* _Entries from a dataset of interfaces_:
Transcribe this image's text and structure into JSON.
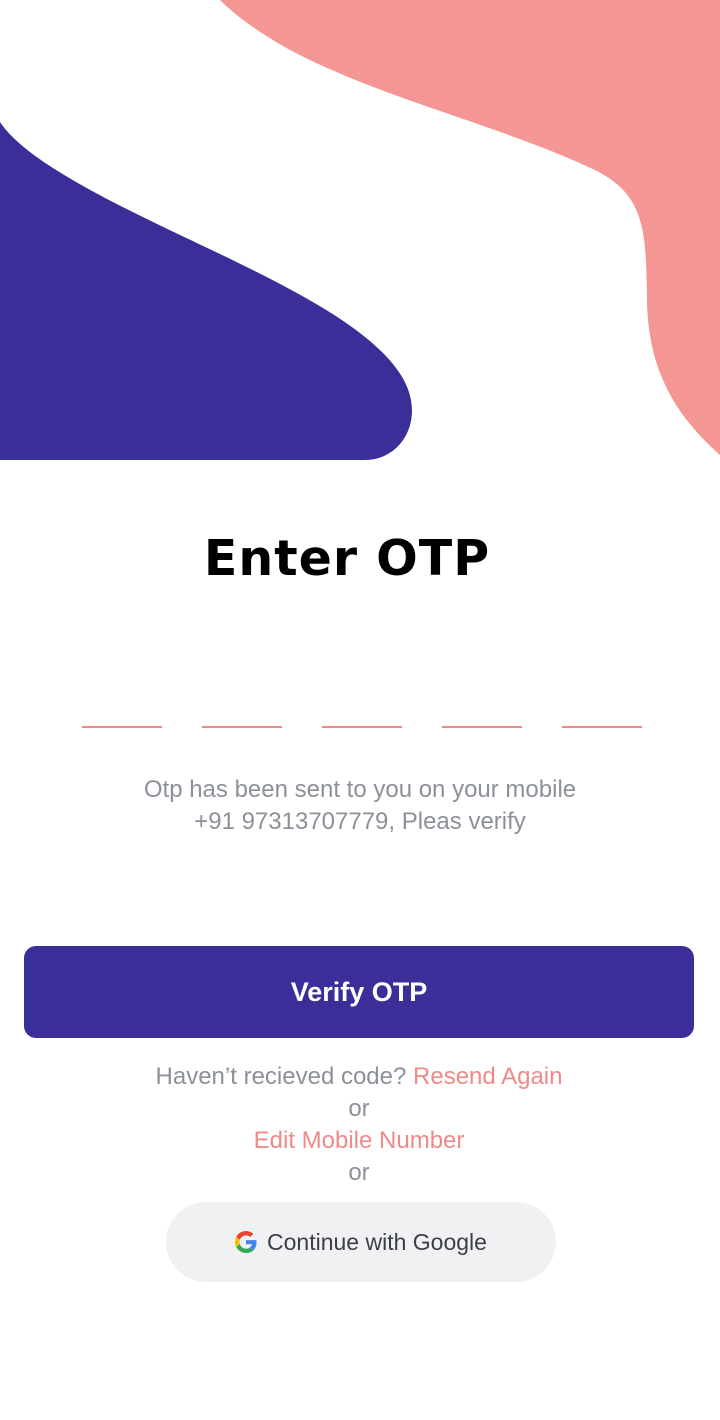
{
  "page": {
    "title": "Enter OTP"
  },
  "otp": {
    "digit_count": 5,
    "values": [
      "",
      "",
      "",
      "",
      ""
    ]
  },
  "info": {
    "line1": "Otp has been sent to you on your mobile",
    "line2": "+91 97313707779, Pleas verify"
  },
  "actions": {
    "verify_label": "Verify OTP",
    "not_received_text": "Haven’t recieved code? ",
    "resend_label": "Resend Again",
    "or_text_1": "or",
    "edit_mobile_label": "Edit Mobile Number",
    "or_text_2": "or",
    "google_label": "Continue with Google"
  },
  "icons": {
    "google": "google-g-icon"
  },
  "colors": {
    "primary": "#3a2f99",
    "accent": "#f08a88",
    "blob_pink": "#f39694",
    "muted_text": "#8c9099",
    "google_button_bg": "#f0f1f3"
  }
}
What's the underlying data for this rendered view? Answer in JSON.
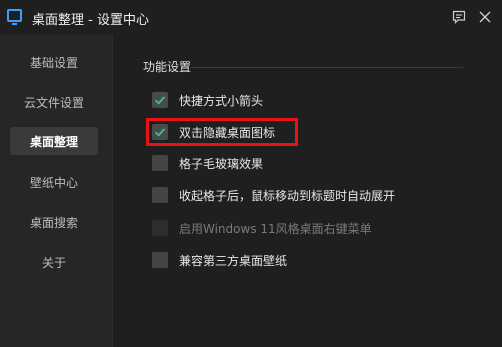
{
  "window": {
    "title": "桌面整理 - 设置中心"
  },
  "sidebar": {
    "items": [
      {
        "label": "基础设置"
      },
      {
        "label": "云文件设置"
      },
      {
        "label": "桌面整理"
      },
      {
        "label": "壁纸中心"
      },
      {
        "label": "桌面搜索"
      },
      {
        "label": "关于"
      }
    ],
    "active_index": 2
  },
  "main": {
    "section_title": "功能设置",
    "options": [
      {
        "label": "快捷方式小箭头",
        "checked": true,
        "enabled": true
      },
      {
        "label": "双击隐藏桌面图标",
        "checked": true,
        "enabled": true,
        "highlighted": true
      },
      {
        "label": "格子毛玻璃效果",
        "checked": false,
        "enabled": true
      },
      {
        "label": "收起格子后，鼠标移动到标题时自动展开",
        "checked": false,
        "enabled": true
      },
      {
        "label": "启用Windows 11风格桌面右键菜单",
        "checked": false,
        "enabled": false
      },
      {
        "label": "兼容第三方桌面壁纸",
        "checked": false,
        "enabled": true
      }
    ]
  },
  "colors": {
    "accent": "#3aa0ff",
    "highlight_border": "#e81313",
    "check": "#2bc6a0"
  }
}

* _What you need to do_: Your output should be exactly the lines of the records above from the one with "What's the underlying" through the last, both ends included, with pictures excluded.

* _Expected answer_:
What's the underlying data for this rendered view? Answer in JSON.
{
  "window": {
    "title": "桌面整理 - 设置中心"
  },
  "sidebar": {
    "items": [
      {
        "label": "基础设置"
      },
      {
        "label": "云文件设置"
      },
      {
        "label": "桌面整理"
      },
      {
        "label": "壁纸中心"
      },
      {
        "label": "桌面搜索"
      },
      {
        "label": "关于"
      }
    ],
    "active_index": 2
  },
  "main": {
    "section_title": "功能设置",
    "options": [
      {
        "label": "快捷方式小箭头",
        "checked": true,
        "enabled": true
      },
      {
        "label": "双击隐藏桌面图标",
        "checked": true,
        "enabled": true,
        "highlighted": true
      },
      {
        "label": "格子毛玻璃效果",
        "checked": false,
        "enabled": true
      },
      {
        "label": "收起格子后，鼠标移动到标题时自动展开",
        "checked": false,
        "enabled": true
      },
      {
        "label": "启用Windows 11风格桌面右键菜单",
        "checked": false,
        "enabled": false
      },
      {
        "label": "兼容第三方桌面壁纸",
        "checked": false,
        "enabled": true
      }
    ]
  },
  "colors": {
    "accent": "#3aa0ff",
    "highlight_border": "#e81313",
    "check": "#2bc6a0"
  }
}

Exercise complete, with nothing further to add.